**Your goal**
A complete answer lists every line of the entries below where the string "lang" appears.

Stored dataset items
● ● ● ●
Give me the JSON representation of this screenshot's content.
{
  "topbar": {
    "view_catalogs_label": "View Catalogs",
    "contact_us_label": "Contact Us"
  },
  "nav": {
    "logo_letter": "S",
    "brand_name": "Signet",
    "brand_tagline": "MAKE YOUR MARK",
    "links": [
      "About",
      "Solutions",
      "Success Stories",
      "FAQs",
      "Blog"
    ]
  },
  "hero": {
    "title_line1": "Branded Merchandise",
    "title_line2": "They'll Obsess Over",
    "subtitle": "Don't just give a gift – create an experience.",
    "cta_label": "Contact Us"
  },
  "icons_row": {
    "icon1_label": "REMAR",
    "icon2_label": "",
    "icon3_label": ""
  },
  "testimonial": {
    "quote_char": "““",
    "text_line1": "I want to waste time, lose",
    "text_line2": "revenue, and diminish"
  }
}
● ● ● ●
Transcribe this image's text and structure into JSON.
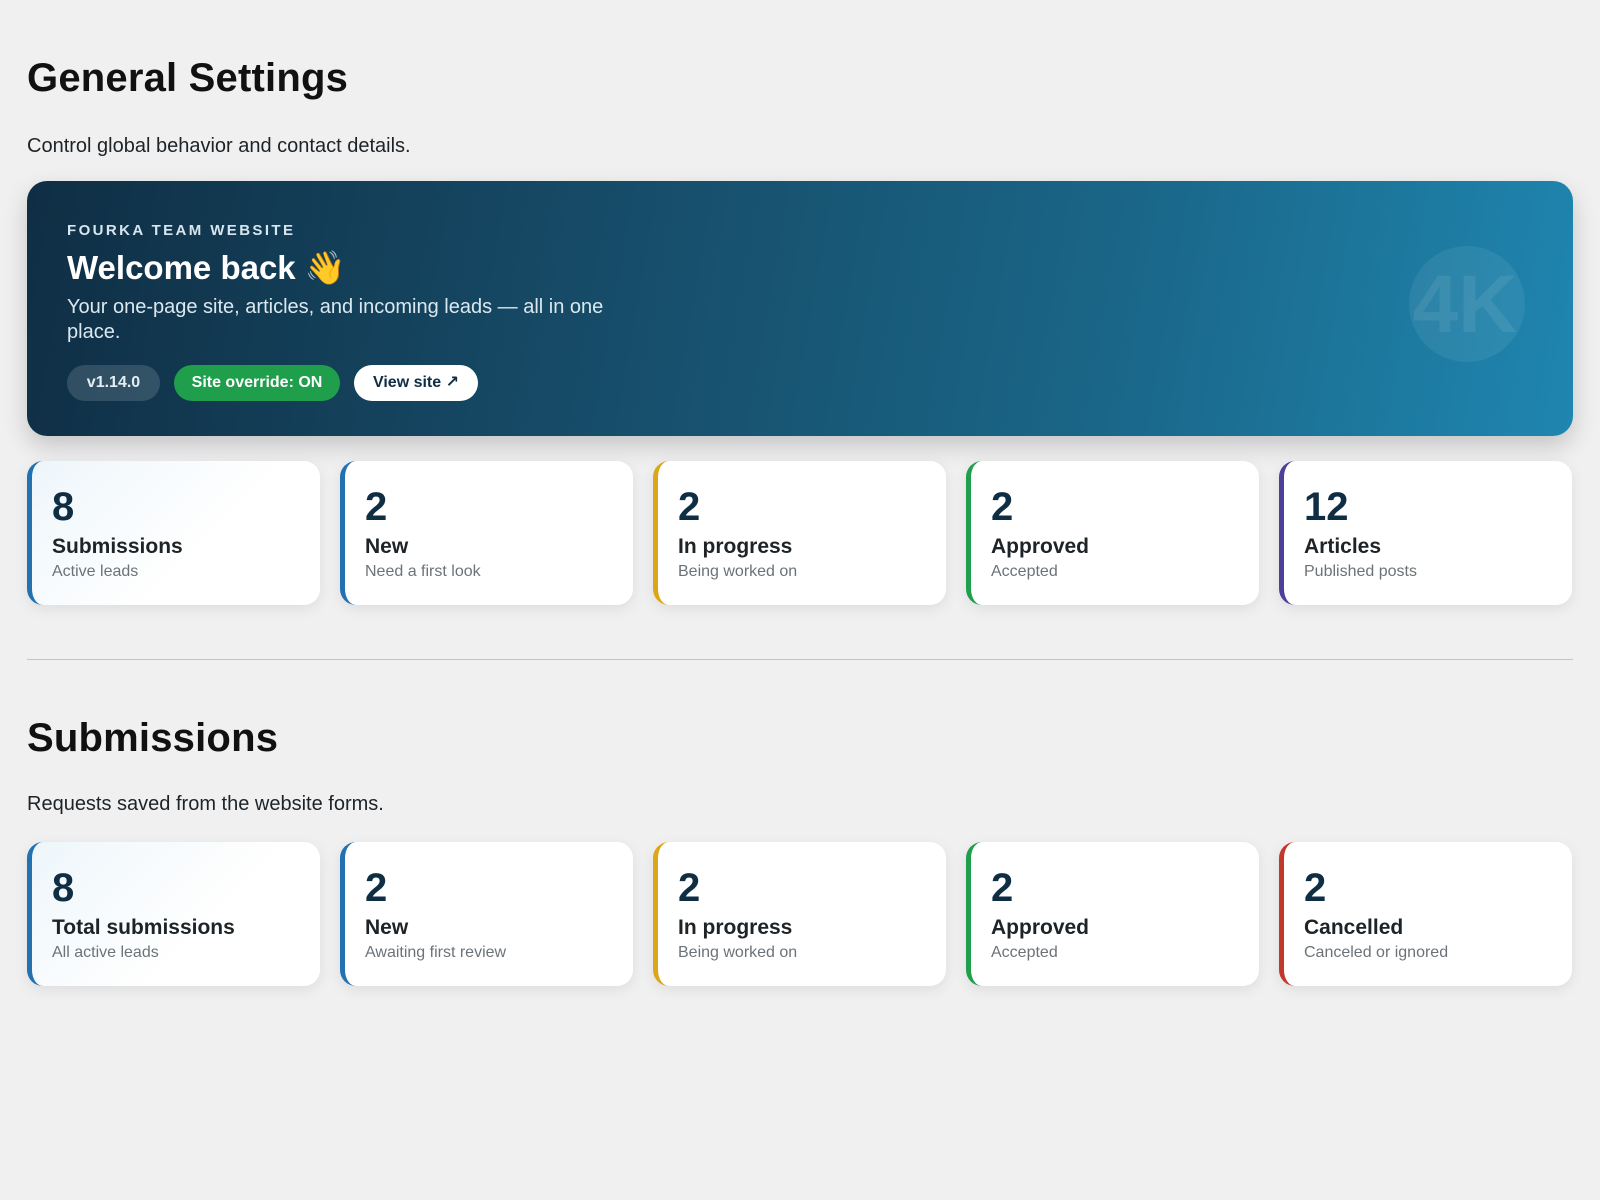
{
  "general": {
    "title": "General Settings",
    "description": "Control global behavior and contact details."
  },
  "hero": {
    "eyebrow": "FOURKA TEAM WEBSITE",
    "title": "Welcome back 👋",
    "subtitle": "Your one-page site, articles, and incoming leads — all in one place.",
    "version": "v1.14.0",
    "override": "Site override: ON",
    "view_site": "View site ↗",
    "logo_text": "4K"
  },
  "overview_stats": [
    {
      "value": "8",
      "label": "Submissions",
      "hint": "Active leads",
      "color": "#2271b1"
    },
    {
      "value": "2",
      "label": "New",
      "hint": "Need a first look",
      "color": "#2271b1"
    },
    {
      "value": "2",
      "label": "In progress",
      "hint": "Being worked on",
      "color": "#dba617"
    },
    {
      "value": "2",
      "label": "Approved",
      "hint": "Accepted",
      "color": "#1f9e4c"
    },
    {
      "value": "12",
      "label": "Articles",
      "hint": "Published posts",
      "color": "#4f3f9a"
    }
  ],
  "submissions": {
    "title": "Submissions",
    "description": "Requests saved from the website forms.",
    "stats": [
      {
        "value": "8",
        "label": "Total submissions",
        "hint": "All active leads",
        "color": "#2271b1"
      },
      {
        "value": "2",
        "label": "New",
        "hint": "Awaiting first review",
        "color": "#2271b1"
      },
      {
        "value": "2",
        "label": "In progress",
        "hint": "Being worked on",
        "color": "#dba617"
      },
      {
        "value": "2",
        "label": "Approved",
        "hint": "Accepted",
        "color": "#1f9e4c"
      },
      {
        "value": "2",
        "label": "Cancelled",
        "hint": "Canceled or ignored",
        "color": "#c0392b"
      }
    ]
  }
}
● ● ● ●
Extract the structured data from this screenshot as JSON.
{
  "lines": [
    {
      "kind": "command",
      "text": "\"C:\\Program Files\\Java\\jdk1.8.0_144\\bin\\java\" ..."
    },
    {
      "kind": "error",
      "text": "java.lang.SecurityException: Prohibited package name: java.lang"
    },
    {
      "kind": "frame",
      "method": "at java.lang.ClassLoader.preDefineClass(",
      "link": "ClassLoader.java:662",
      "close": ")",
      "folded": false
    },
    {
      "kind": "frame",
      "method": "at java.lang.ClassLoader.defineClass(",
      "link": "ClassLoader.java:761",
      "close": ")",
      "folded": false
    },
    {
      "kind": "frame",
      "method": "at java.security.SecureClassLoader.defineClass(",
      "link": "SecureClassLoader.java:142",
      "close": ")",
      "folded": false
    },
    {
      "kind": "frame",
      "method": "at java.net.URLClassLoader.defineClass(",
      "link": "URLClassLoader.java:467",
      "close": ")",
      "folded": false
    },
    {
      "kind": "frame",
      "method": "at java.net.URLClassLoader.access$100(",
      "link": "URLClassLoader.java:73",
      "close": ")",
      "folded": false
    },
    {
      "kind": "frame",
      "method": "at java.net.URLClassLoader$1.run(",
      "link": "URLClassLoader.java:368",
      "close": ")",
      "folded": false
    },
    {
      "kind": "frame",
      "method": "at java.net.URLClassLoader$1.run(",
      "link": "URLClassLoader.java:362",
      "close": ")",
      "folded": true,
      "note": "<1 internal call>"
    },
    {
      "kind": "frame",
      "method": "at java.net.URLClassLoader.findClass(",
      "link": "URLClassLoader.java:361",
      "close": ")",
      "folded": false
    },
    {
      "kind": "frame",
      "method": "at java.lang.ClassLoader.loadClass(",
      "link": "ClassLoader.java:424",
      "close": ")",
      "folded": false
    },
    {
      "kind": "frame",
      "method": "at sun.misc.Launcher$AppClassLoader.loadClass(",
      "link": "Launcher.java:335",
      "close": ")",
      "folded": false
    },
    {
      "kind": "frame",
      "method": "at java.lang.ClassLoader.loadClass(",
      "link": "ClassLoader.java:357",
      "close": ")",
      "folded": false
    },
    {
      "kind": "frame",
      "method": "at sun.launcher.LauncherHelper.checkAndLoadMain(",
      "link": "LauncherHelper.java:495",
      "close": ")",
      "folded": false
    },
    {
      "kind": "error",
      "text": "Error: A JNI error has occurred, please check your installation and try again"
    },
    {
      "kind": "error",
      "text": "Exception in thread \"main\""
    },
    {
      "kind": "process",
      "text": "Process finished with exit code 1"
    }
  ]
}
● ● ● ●
**Task output**
      "text": "java.lang.SecurityException: Prohibited package name: java.lang"
      "method": "at java.lang.ClassLoader.preDefineClass(",
      "method": "at java.lang.ClassLoader.defineClass(",
      "method": "at java.lang.ClassLoader.loadClass(",
      "method": "at java.lang.ClassLoader.loadClass(",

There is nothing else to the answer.